Childcare is said to be a top priority, following reports average fees have risen by £1,500 over the last two years.
It is understood Mr Johnson favours reducing legal minimum limits for adult supervision of children. The Prime Minister’s domestic and economic strategy committee will study ideas before the State Opening of Parliament on May 10.
Whitehall insiders say ministers are ordered to come up with “innovative” proposals that can be put in place rapidly, without increasing spending. Measures are likely to focus on freeing up markets to drive down consumer costs. Several Cabinet ministers were reported to have voiced concerns about the impact of recent Treasury tax rises on households during Tuesday’s meeting.
Mr Johnson’s spokesman said: “The Prime Minister said that whilst our recovery from the global pandemic was faster than anybody previously expected, continued disruptions in the global economy, coupled with Putin’s continued crazed malevolence in Ukraine, meant the public was facing real pressures.

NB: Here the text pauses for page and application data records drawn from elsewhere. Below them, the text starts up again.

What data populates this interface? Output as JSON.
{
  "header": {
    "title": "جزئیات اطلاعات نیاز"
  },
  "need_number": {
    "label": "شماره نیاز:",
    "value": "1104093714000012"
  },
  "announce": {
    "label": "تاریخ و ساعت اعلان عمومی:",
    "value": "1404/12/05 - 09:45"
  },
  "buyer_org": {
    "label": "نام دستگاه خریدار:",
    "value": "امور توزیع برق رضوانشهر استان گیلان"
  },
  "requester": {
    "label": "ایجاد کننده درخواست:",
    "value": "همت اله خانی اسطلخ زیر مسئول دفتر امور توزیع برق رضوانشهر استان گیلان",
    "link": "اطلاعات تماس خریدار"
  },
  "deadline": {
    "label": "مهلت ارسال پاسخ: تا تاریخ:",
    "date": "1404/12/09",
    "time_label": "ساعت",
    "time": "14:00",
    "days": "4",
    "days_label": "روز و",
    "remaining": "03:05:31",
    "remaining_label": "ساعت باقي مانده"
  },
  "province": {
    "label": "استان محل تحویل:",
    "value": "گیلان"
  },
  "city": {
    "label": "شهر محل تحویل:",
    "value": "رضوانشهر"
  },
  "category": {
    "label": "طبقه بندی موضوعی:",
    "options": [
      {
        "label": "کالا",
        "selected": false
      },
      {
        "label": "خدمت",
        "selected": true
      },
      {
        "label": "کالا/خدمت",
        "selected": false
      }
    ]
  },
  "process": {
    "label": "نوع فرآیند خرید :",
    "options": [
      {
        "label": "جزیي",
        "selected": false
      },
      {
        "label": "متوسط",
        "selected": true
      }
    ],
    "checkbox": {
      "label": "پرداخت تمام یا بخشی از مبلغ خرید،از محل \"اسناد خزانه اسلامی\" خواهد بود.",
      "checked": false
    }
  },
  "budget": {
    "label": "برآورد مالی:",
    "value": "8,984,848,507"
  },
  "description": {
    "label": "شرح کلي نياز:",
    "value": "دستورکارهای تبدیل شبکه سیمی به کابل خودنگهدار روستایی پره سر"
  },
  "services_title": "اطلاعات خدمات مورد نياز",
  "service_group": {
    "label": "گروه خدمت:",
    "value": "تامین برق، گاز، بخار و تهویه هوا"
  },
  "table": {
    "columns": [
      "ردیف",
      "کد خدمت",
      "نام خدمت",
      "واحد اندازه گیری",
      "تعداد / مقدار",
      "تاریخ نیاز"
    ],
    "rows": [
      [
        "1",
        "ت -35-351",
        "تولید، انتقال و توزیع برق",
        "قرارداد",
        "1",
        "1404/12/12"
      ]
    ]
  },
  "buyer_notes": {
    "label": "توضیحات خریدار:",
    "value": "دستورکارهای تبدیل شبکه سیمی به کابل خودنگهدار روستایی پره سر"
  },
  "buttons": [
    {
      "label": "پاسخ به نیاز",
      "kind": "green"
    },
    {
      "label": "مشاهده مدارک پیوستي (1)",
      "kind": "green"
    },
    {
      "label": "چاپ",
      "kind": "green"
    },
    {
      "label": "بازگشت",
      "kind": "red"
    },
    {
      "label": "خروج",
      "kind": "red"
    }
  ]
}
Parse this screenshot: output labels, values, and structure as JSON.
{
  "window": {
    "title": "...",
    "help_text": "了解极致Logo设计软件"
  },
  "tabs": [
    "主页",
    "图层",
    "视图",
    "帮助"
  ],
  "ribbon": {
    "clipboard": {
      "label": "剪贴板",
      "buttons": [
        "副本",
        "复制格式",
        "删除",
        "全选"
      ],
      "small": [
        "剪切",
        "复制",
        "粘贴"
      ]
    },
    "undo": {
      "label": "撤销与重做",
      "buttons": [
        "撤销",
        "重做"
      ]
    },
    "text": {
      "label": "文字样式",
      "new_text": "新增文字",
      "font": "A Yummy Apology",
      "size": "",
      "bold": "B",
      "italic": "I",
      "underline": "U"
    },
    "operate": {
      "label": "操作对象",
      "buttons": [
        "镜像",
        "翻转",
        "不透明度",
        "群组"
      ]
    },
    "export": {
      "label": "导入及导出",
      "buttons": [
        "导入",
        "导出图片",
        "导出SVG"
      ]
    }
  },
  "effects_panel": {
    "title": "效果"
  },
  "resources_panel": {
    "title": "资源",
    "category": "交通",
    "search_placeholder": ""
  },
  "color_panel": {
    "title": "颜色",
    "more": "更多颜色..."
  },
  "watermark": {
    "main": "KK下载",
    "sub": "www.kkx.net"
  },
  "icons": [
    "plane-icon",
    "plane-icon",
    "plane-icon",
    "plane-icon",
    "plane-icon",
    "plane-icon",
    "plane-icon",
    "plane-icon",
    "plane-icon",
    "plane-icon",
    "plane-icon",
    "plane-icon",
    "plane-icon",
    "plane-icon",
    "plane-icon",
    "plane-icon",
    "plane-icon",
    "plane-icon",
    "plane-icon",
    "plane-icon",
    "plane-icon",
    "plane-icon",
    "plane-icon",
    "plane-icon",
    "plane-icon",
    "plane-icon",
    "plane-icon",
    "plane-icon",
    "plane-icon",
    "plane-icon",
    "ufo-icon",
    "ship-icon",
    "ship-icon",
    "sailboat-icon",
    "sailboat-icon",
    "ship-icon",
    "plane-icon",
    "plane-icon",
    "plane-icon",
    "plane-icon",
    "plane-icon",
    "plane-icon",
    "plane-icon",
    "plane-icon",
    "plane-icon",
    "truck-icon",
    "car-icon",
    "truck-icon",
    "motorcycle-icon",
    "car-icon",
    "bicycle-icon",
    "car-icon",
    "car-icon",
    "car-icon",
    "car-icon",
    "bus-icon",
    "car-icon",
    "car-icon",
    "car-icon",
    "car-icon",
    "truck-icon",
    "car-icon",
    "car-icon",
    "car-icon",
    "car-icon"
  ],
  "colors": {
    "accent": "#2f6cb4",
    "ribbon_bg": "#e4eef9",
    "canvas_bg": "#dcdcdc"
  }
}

The Government would continue to be on their side.
“He said there was more to do, including in areas like childcare, to further ease pressures for those that need it most and to get even more people into high skilled, high-wage jobs.”
Our economy is bouncing back from the impact of Covid, with Government borrowing having more than halved in the 2021-22 financial year.

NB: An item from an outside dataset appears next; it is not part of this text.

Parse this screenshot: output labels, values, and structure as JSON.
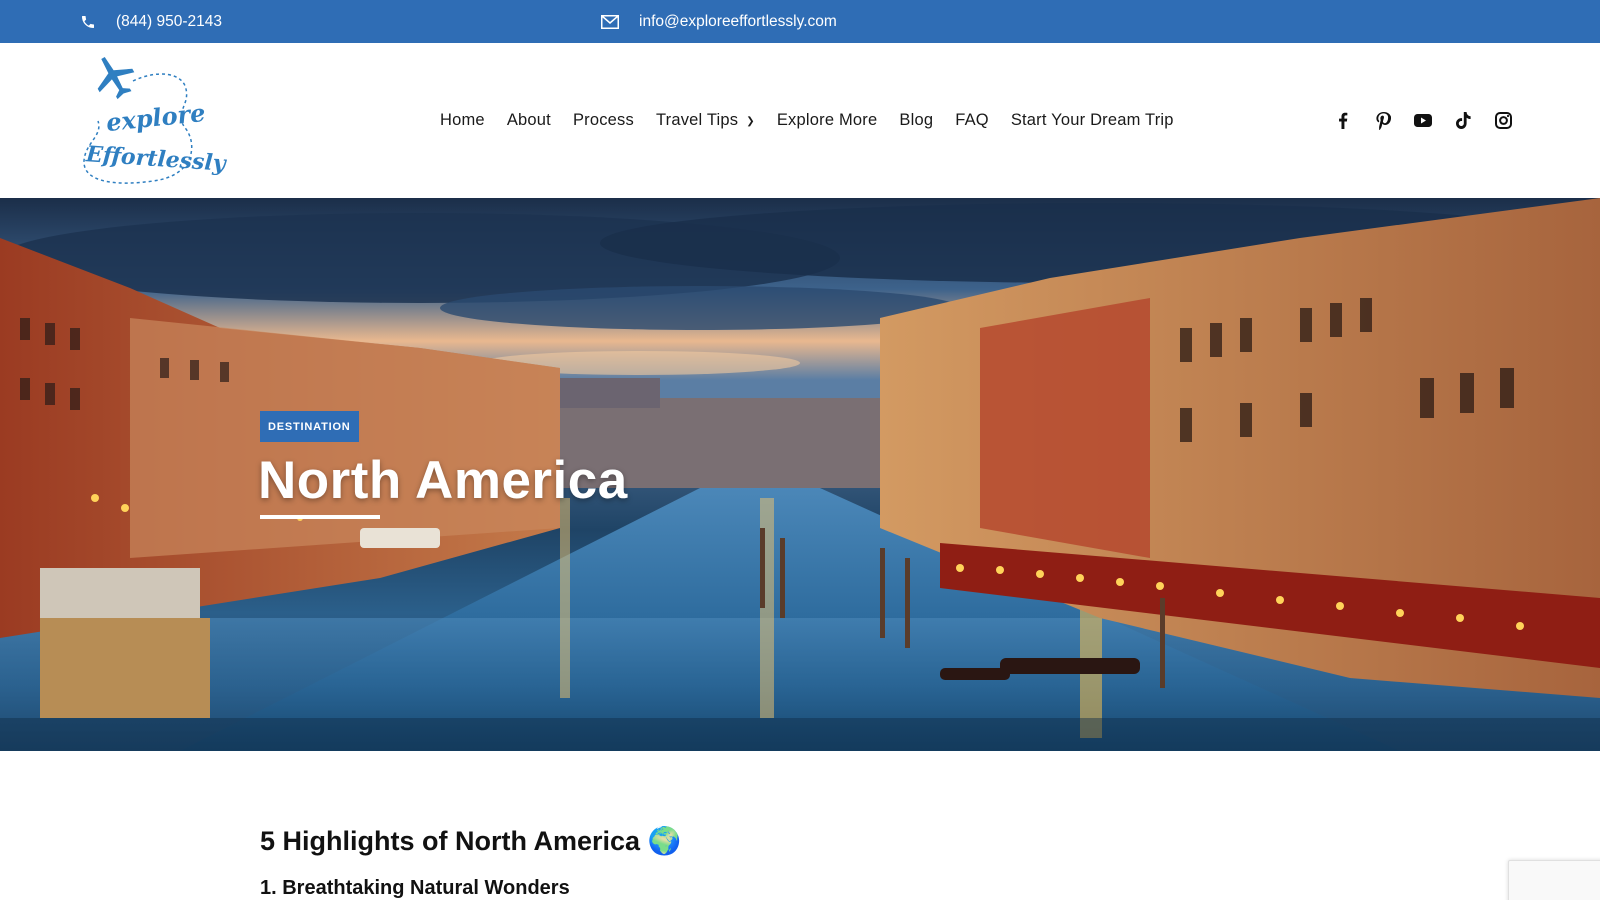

Emergency pandemic measures came at a cost, but the strength of our economy meant we had the fastest growth in the G7 last year, with unemployment dropping below pre-pandemic levels.
Now we must stick to a sustainable approach to our country’s finances, without burdening the next generation with ever-increasing debt.
We are taking action to help people with the cost of living – spending £22billion this financial year to shield people from bill rises, cut fuel duty as well as National Insurance contributions, and double the Household Support Fund available to £1billion.
In the longer term, growth is essential to support living standards and protect the public finances – but this financial year alone, we’re forecast to spend £83billion on interest on our debt, more than the schools, Home Office and Ministry of Justice budgets combined.
So it’s right that we’re protecting public finances – and it is my personal mission to make sure that hard-earned taxpayers’ money is not wasted by Whitehall.
I’ve joined with colleagues across Government to form a new Efficiencies and Value for Money committee.
I will be relentless in ensuring efficient public spending, responsibility over our debt and a commitment to lowering taxes.